Struggling to manage your finances is more common than you think. When people have a huge amount of debts like credit card bills, student loan, etc. filing for bankruptcy might be an excellent way to get rid of them. However, there are consequences to this act warn Dallas based bankruptcy law firm Recovery Law Group lawyers. Bankruptcy can negatively affect your credit rating. Depending on which chapter of bankruptcy you file, it could remain on your credit report for as long as 10 years. However, people without any other option might end up filing for bankruptcy.
Prior to the bankruptcy filing, it is advisable to seek professional opinions, such as that of a non-profit credit counselor or an experienced bankruptcy attorney. This will help them get knowledge about other viable options like debt management, debt settlement, etc. In case filing for bankruptcy is the best choice, you can consult with bankruptcy lawyers at 888-297-6023 to find out which chapter of bankruptcy would suit you best.
Which chapter of bankruptcy should you choose?
If bankruptcy is the best way to get rid of your debts, you need to decide between Chapter 7 and Chapter 13. Filing for bankruptcy requires an assessment of your income, assets, as well as your debts.
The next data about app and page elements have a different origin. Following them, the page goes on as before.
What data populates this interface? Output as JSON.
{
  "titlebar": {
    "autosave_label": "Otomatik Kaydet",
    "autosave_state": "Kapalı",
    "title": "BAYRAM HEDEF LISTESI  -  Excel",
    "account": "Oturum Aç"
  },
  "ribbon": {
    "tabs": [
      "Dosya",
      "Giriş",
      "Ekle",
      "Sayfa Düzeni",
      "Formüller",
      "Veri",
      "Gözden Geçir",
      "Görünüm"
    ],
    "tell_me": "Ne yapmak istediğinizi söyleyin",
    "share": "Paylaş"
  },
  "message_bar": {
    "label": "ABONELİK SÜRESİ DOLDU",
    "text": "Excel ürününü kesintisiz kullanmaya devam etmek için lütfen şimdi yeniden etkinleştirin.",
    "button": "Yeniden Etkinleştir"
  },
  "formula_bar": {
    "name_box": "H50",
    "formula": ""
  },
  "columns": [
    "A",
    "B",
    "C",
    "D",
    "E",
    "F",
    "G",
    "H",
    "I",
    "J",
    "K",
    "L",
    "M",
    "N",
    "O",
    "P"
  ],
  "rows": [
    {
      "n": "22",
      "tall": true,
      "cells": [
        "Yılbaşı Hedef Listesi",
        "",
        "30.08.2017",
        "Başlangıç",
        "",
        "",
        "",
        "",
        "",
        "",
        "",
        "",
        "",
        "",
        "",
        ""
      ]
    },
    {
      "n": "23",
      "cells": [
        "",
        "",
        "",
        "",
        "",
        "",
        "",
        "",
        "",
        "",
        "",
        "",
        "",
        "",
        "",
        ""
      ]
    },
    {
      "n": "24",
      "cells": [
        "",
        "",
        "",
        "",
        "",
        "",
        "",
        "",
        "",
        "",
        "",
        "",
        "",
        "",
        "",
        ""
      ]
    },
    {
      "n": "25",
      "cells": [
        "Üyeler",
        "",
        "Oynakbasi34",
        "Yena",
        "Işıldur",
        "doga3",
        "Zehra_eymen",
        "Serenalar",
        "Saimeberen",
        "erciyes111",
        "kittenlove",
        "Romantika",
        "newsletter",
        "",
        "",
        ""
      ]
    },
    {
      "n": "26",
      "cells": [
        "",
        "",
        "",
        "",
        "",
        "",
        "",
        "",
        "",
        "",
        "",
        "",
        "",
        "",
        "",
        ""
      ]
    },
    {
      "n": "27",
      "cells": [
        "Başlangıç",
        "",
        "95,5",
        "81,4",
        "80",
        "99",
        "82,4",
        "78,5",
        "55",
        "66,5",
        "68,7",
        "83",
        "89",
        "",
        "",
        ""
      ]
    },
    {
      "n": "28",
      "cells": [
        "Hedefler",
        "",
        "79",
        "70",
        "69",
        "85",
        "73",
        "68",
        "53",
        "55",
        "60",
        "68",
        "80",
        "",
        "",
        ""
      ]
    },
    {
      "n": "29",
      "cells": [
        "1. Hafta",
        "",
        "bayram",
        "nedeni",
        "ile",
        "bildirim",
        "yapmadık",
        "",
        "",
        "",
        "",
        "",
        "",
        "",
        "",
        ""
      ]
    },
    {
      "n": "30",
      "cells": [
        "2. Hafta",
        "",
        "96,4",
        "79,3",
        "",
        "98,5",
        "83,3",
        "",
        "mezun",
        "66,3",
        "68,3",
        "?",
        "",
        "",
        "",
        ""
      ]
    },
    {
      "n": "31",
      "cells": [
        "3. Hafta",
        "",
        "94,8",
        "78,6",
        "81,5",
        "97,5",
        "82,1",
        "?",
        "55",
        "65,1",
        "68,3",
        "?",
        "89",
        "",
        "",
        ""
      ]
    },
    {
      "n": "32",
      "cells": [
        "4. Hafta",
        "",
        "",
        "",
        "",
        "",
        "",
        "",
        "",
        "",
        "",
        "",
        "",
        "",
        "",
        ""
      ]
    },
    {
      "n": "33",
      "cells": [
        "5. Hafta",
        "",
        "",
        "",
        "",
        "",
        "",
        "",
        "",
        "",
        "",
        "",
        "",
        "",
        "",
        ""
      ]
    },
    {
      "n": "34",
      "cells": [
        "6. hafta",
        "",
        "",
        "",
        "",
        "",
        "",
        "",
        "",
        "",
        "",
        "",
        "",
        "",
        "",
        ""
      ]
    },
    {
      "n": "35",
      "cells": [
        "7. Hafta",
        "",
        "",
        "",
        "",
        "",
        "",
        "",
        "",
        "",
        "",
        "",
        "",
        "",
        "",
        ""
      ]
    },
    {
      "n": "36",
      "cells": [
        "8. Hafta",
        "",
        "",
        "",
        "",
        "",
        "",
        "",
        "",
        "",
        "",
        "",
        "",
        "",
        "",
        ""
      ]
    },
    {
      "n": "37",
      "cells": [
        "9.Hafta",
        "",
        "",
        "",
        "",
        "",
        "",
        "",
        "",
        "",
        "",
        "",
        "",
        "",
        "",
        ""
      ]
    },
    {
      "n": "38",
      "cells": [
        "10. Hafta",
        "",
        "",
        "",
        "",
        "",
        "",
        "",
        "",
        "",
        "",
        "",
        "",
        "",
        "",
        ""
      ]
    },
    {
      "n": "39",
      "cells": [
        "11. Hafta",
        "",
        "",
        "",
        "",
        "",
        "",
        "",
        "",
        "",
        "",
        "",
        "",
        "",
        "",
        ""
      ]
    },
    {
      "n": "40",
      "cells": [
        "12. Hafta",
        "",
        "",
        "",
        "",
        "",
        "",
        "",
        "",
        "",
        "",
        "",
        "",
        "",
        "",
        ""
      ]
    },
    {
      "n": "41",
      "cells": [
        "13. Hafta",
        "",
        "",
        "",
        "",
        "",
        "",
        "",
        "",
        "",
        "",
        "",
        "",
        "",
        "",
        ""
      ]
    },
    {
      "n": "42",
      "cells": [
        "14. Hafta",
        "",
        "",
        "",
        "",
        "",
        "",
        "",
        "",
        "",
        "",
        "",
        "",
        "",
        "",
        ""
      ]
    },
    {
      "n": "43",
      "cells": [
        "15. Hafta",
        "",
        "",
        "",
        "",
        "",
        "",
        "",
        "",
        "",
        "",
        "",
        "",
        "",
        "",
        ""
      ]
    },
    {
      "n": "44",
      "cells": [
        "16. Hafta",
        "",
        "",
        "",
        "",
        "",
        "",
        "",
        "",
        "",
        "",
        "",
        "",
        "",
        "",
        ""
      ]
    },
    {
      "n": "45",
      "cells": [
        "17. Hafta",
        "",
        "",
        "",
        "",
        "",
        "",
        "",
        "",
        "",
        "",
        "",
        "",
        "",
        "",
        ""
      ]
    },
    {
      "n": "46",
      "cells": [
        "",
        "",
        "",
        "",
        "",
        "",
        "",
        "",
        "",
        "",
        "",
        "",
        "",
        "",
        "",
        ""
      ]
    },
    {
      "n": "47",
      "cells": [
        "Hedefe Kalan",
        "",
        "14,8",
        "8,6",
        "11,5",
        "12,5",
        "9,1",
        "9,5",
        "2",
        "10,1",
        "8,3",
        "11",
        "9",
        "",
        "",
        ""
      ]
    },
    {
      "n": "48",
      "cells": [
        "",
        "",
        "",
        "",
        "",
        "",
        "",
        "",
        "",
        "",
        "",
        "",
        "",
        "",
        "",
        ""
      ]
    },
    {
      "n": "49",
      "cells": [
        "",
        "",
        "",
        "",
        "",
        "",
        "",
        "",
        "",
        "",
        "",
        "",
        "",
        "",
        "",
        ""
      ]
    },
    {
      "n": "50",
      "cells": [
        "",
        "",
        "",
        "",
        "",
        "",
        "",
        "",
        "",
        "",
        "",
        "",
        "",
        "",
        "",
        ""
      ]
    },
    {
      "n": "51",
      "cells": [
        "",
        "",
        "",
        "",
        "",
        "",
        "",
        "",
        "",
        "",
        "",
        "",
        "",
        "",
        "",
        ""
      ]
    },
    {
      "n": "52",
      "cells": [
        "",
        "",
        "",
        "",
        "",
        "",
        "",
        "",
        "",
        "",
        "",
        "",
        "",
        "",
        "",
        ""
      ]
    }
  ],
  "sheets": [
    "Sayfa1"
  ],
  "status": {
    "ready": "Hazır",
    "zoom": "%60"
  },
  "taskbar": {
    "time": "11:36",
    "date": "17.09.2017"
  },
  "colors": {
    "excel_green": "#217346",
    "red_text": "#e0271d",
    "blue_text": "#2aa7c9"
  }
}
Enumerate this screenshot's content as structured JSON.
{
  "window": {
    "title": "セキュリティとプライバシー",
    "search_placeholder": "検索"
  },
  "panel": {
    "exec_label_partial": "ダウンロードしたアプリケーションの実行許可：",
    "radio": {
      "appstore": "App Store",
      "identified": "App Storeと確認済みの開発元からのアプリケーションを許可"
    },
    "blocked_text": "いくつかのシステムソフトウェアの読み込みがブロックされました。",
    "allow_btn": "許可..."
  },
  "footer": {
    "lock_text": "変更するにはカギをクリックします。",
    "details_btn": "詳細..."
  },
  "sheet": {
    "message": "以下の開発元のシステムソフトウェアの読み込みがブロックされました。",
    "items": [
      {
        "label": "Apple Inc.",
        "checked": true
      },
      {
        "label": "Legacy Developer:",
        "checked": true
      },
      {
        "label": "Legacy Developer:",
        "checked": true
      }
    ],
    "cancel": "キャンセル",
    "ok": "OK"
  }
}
Changes in laws being made in 2005, it is not easy to get rid of debts through bankruptcy. Certain debts like a student loan, income tax, alimony and child support or other government fines cannot be discharged through bankruptcy. Individuals who have an income less than the state median for an equal number of household members are eligible to file under Chapter 7. For others who fail to qualify the means test, Chapter 13 bankruptcy is the best bet to get rid of debts. Both chapters affect people differently.
Chapter 7: In this type of bankruptcy, all unsecured nonpriority debts are discharged without paying anything back. Since no debts are repaid, this bankruptcy remains on your credit report for a period of 10 years.
Chapter 13: In this case, the debtor pays some portion of their debt through a court-approved plan over a previously agreed timeframe. Any remaining unsecured nonpriority debt is discharged after that duration. Since some part of the debt is paid, this chapter of bankruptcy remains on your credit report for 7 years only.
The credit agency automatically removes the bankruptcy from the credit report after seven or ten years depending on which chapter of bankruptcy it was filed under. Most people who file for bankruptcy have delinquent accounts. These accounts are also deleted seven years from the date they became delinquent. Since in most cases, the accounts became delinquent prior to the bankruptcy filing, they will be deleted prior to the bankruptcy public record.
Effect of bankruptcy on your credit
Bankruptcy filing makes you a high-risk candidate for lending. Thus, you will either not get a loan, or get one at a higher interest rate. It may also hamper your chances of getting a decent job. Thus, it is important to make immediate efforts to rebuild your credit to increase your credit score. This can be done by paying bills on time every month, not taking out unnecessary debt and living strictly as per a designed budget. With better credit score, soon, you will be able to get a loan at lower interest.